2. Schulz C, Angerer J, Ewers U, et al: Revised and new reference values for environmental pollutants in urine or blood of children in Germany derived from the German Environmental Survey on Children 2003-2006 (GerES IV). Int J Hyg Environ Health 2009;212:637-647

3, US Department of Health and Human Services: Toxicological profile for nickel. Agency for Toxic Substances and Disease Registry. 2005 Accessed: 03/2020. Available at: https://www.atsdr.cdc.gov/ToxProfiles/tp15.pdf

4. Tietz Textbook of Clinical Chemistry and Molecular Diagnostics Edited by N Rifai, AR Horvath, CT Wittwer. Sixth edition. Elsevier, 2018

Method Name

Inductively Coupled Plasma-Mass Spectrometry (ICP-MS)

Specimen Type

Urine


Advisory Information


This test is preferred for the determination of nickel exposure but serum concentrations can be used to verify an elevated urine concentration.
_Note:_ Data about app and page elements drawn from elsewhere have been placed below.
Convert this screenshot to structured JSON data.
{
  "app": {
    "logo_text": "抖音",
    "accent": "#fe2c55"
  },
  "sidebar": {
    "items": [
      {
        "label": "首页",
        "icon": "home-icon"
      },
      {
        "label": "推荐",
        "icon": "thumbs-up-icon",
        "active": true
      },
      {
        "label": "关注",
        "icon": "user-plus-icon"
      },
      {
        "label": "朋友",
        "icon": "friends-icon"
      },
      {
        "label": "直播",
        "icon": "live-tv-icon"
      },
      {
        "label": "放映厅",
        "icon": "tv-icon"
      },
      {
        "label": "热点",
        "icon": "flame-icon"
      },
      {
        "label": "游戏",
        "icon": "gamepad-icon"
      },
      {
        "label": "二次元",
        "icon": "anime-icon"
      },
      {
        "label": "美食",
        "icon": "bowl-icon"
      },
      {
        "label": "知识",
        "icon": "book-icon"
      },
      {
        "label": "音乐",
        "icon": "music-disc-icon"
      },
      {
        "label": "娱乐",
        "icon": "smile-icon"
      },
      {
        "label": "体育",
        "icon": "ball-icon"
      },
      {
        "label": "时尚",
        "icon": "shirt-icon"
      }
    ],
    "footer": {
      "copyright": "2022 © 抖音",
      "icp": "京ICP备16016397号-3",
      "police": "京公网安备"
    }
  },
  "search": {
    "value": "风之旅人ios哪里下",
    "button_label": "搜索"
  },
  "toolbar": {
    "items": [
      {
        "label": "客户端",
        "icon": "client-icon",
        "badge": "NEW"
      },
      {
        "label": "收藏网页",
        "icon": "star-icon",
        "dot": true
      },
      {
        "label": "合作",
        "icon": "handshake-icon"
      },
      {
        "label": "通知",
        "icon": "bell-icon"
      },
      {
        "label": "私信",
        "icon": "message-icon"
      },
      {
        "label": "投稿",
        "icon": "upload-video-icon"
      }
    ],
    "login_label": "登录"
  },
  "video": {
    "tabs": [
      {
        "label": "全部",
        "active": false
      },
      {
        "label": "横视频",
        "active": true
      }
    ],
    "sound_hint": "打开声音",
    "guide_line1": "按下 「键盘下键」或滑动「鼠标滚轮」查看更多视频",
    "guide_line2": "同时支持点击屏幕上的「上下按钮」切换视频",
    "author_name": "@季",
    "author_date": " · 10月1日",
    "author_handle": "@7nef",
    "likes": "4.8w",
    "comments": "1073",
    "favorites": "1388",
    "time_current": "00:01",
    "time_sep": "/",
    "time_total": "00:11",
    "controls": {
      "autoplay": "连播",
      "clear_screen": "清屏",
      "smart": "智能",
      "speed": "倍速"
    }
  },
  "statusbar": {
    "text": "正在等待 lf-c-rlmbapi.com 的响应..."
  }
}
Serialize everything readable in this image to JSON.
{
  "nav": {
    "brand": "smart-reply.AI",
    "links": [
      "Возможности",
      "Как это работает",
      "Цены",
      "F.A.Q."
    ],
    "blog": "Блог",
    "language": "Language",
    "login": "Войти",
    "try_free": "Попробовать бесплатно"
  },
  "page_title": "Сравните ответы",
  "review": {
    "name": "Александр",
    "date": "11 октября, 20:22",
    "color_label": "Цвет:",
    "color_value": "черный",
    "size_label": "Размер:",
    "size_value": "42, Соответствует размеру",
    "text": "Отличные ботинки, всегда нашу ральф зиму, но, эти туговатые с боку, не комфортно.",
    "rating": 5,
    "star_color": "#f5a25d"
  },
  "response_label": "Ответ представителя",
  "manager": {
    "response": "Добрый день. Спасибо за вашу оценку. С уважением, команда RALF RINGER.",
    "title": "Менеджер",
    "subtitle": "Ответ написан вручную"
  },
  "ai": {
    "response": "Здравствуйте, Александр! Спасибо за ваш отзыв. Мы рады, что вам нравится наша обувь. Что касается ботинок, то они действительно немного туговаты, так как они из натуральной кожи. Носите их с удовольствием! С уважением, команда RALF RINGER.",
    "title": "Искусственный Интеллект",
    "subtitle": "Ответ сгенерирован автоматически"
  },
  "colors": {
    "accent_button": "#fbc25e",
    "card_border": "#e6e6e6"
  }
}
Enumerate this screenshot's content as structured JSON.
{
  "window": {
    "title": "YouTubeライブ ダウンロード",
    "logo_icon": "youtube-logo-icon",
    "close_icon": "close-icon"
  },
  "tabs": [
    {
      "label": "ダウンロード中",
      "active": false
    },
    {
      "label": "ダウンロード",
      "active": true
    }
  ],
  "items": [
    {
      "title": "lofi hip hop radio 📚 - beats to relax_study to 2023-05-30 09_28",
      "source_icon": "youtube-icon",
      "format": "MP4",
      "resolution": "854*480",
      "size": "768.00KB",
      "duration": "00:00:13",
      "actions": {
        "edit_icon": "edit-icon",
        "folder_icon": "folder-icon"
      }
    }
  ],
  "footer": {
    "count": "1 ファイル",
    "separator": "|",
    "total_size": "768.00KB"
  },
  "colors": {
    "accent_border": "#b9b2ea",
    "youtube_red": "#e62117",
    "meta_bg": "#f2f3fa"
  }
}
For more information see NIS / Nickel, Serum.



Necessary Information


24-Hour volume is required.



Specimen Required


Patient Preparation: High concentrations of gadolinium and iodine are known to interfere with most metals tests. If gadolinium- or iodine-containing contrast media has been administered, a specimen should not be collected for 96 hours.

Supplies: Plastic, 10-mL urine tube (T068)

Container/Tube: Plastic, 10-mL urine tube or clean, plastic aliquot container with no metal cap or glued insert

Specimen Volume: 10 mL

Collection Instructions:

1. Collect urine for 24 hours.

2. Refrigerate specimen within 4 hours of completion of 24-hour collection.

See Trace Metals Analysis Specimen Collection and Transport in Special Instructions for complete instructions.

Additional Information: See Urine Preservatives-Collection and Transportation for 24-Hour Urine Specimens in Special Instructions for multiple collections.


Specimen Minimum Volume

0.9 mL

Specimen Stability Information

Specimen Type Temperature Time Special Container
Urine Refrigerated (preferred) 28 days
  Ambient  28 days
  Frozen  28 days

Reference Values

0-17 years: not established

≥18 years: <3.6 mcg/24h

Test Classification

This test was developed and its performance characteristics determined by Mayo Clinic in a manner consistent with CLIA requirements. This test has not been cleared or approved by the U.S. Food and Drug Administration.

CPT Code Information

83885

LOINC Code Information

Test ID Test Order Name Order LOINC Value
NIU Nickel, 24 Hr, U 5705-9

 

Result ID Test Result Name Result LOINC Value
8626 Nickel, 24 Hr, U 5705-9
TM18 Collection Duration 13362-9
VL30 Urine Volume 3167-4

Urine Preservative Collection Options

Note: The addition of preservative or application of temperature controls must occur within 4 hours of completion of the collection.

Ambient

OK

Refrigerate

Preferred

Frozen

OK

50% Acetic Acid

OK

Boric Acid

No

Diazolidinyl Urea

No

6M Hydrochloric Acid

No

6M Nitric Acid

OK

Sodium Carbonate

No

Thymol

No

Toluene

No

Mayo Clinic Laboratories | Neurology Catalog Additional Information:

mml-Behavioral, mml-Headache, mml-Neuromuscular, mml-Pediatric